Frances 'Fanny' Taylor (1832-1900) was an English-born convert to Catholicism who founded the congregation of the Poor Servants of the Mother of God (SMG), taking the name Mother Mary Magdalen. She was also a prolific writer and publisher. Mary McAuliffe lectures in Women's Studies at University College Dublin and is currently President of the Women's History Association of Ireland (WHAI).
Between 1864 and 1867 Fanny Taylor made many trips to Ireland and Irish Homes and Irish Hearts (1867) is eye-witness account of her visits to the many Irish Catholic religious orders and their institutions: these include Magdalene homes, reform schools, lunatic asylums, orphanages, workhouses, infirmaries and schools. As with her earlier book Eastern Hospitals and English Nurses (1856) on her experiences nursing in the Crimea with both Florence Nightingale and the Irish Sisters of Mercy, Irish Homes and Irish Hearts was an immediate bestseller and was re-printed several times through the nineteenth century. Indeed the Dublin Review of Books, 1867, said that 'The chapter in which she sums up the result of her observations is truly admirable. It might serve for a small text-book of "the Irish question".' While Irish Homes and Irish Hearts is a relatively uncritical study of the philanthropic and educational activities of the Irish religious orders from the perspective of a well-informed outsider, it remains a valuable source of information for mid-nineteenth-century Irish social and religious history.

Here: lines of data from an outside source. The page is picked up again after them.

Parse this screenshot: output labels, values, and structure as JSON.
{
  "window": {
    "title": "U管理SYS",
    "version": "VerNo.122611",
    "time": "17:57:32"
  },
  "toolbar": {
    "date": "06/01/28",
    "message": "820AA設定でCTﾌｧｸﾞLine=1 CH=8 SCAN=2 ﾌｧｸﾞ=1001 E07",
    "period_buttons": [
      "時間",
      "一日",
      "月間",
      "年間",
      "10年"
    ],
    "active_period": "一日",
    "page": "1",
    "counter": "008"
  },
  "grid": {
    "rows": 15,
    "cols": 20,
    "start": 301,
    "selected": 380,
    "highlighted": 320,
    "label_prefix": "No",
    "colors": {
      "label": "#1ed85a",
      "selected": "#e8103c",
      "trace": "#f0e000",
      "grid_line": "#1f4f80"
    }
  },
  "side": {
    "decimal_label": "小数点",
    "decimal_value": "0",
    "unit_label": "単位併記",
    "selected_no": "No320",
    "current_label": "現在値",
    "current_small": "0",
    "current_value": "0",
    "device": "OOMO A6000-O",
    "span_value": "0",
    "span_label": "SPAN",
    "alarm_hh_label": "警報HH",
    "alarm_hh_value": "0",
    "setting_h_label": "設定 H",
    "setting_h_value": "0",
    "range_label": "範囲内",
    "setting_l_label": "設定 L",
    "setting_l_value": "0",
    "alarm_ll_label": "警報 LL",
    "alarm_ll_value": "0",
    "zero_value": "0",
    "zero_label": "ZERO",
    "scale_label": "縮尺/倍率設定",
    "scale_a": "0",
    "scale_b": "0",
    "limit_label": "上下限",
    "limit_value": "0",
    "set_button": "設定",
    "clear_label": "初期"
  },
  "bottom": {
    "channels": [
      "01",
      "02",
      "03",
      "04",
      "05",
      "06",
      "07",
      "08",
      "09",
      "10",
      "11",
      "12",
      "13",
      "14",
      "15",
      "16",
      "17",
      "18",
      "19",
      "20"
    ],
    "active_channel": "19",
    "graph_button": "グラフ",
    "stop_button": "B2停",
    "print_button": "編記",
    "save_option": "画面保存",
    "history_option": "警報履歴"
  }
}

INTRODUCTION Biographical Note by Mary McAuliffe
Notes on Introduction
Preface to original
- Irish Homes and Irish Hearts Poor Servants of the Mother of God
- Spirit and Spirituality
IRISH HOME AND IRISH HEARTS
‘As well as the attraction that this book will hold for those with an interest in Frances Taylor, the history of active religious orders, and social care in the Nineteenth Century, Irish Homes and Irish Hearts is an absorbing and enjoyable read. The most appealing element of the text is Taylor’s idiosyncratic narrative voice, which is here at its most passionate, opinionated and entertaining … it is this readable style, highly rendered detail and engagement with contemporary political issues which make Irish Homes and Irish Hearts a fascinating snapshot of Irish religious life and social care in nineteenth-century Ireland.’
Kate Harper, University of York, The History of Women Religious of Britain and Ireland, July 2015
You can read the full review here
'University College Dublin Press has now published over thirty ‘Classics of Irish History'. These contemporary accounts by well known personalities of historical events and attitudes have an immediacy that conventional histories do not have. Introductions by modern historians provide additional historical background and, with hindsight, objectivity.'
Books Ireland, November 2007
'Scholars of nineteenth-century Irish and Irish-American politics should reacquaint themselves with these classics, part of a long running and immensely useful series from University College Dublin Press.'
Irish Literary Supplement, Fall 2008